- Brandon Peters will get the starting nod. While the game itself means little for Michigan this season, an impressive performance against the Gamecocks would provide Peters a boost in the inevitable quarterback duel with incoming Ole Miss transfer Shea Patterson. South Carolina is Not Good, but they don’t give up a lot of points either, and Peters will have work to do behind an offensive line that probably hasn’t learned to pass protect in the last month.
- The Michigan defense is going to wreck some fools. The fake USC put up 13 points against Kentucky this year. Mo Hurst avenging the Jadeveon Clowney hit from 5 years ago would be cathartic, and would almost make his decision to jeopardize his livelihood worth it.
- Because life is in the journey, not the destination. By framing sports in terms of championship-or-bust, we often lose sight of the poetry of individual moments. Don’t get caught up in rankings or records. Stop and appreciate the impossible synchronization of a well-blocked draw. Imagine the countless repetitions, the hours of late night film study, the endless honing of the human form that coheres into one burst of power and precision to tip away a pass on 3rd and 8. Each game serves as theatre after a lifetime of rehearsal for some of the most gifted and dedicated among us.
Why you shouldn’t watch:
- The offensive line will still be painfully bad, and this game probably won’t offer any insight into how it will look next year.
- Michigan might lose. The played-out jibes about Harbaugh leaving for the NFL lead to shots fired at idiotic takes, which lead to stupid jokes about the whole fiasco, which lead to glib meta-analysis in a blog viewed by 14 people. Each Michigan loss just adds another shovel to this shit heap. Seeing it happen and knowing what’s coming makes for an agonizing experience.
- We yearn for something football will never provide. Sports fandom, for most, is an endless cavalcade of misery interrupted by brief spurts of false hope. This game will not bring absolution. Even the championship at the end of the tunnel will be a transient achievement of people most of us have never met that will one day be forgotten. The only reason we care about our particular team is because we’ve been suckered into tribal loyalty by an organization that lines its pockets at the expense of generations of exploited laborers.
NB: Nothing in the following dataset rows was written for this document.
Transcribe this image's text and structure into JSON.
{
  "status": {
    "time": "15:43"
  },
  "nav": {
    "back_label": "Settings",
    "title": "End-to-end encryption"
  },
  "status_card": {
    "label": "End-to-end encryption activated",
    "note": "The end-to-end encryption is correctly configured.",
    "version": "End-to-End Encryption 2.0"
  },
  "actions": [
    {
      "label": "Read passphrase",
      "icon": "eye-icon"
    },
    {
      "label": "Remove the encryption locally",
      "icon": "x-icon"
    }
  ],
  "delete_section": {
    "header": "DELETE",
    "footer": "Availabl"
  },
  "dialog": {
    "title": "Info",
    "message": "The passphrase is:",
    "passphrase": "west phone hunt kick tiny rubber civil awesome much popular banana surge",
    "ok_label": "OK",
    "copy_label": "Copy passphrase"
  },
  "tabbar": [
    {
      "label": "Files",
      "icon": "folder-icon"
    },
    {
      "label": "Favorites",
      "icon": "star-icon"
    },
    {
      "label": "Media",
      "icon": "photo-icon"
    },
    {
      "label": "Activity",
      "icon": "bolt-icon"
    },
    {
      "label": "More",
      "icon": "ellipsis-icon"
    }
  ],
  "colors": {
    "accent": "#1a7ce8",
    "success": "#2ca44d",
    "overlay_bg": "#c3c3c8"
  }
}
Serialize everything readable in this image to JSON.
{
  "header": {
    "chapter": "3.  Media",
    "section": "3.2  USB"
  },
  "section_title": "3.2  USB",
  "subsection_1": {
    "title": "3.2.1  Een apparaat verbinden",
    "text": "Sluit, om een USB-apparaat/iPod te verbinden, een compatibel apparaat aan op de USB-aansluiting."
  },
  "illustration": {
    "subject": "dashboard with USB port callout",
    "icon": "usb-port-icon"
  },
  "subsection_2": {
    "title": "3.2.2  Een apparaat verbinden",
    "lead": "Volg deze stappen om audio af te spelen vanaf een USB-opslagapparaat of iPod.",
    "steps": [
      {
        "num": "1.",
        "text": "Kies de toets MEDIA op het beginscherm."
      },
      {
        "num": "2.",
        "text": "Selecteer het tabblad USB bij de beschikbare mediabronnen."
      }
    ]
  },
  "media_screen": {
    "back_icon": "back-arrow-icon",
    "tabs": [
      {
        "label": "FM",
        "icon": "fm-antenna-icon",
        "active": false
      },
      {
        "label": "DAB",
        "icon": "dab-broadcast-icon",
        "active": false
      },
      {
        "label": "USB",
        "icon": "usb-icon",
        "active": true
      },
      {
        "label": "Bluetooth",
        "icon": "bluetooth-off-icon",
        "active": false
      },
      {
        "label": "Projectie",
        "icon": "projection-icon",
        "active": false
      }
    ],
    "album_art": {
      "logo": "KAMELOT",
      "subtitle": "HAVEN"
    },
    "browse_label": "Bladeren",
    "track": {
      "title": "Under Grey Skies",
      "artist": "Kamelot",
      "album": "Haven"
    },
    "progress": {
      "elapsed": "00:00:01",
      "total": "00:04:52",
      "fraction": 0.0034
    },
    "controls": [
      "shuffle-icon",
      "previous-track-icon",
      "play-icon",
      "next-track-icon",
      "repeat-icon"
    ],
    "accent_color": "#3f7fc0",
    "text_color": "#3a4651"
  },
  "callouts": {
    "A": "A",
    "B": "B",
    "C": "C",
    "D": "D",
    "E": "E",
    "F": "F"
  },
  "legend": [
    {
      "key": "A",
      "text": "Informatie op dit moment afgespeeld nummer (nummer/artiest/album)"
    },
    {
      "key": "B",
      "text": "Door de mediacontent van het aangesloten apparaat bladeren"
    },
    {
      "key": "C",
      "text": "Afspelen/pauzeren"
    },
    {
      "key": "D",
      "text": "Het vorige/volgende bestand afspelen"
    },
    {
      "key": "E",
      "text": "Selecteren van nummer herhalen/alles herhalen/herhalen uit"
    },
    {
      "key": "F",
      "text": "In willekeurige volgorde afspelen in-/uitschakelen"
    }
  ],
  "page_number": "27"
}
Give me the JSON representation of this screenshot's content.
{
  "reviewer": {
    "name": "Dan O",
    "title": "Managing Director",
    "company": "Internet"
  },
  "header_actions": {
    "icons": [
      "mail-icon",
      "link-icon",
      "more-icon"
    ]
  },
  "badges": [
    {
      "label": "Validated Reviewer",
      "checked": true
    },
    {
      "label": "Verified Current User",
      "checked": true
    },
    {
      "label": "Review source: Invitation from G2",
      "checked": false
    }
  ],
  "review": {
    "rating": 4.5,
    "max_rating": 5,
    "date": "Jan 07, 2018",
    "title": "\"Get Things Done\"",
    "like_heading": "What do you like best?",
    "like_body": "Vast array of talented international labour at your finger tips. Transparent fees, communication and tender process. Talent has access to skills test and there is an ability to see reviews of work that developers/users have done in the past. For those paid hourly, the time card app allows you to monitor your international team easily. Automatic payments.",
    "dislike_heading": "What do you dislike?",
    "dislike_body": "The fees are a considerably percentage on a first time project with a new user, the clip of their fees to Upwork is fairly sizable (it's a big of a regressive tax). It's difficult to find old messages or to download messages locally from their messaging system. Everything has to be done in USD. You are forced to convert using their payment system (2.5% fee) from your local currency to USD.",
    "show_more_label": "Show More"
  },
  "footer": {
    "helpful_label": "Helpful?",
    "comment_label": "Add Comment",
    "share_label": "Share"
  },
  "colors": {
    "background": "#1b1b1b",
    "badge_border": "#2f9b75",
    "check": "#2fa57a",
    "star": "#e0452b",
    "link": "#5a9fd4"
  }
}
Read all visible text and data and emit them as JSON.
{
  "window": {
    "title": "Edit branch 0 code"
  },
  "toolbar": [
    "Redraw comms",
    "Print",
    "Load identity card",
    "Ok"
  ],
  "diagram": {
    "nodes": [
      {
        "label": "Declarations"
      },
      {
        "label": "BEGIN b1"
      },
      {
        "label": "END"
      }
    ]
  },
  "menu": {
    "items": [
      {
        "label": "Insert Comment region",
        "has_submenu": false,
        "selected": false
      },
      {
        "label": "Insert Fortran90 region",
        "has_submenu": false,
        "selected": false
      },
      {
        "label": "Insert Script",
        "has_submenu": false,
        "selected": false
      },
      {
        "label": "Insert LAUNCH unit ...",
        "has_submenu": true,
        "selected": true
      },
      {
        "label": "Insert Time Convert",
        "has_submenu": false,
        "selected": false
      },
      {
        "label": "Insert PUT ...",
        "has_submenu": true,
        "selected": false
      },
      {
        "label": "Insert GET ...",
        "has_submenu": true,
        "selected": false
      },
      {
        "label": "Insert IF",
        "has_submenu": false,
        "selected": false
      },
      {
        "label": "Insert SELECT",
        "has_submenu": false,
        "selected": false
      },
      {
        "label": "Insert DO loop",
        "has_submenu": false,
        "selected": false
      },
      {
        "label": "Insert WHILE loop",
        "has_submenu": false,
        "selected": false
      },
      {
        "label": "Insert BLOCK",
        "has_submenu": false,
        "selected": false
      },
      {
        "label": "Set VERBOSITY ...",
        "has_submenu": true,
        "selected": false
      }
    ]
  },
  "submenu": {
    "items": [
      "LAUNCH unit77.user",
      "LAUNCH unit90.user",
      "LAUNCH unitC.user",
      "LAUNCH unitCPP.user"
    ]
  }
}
An improbable victory will not impart any purpose or significance on our objectively meaningless existence.
Author’s note: yes, I watch Rick and Morty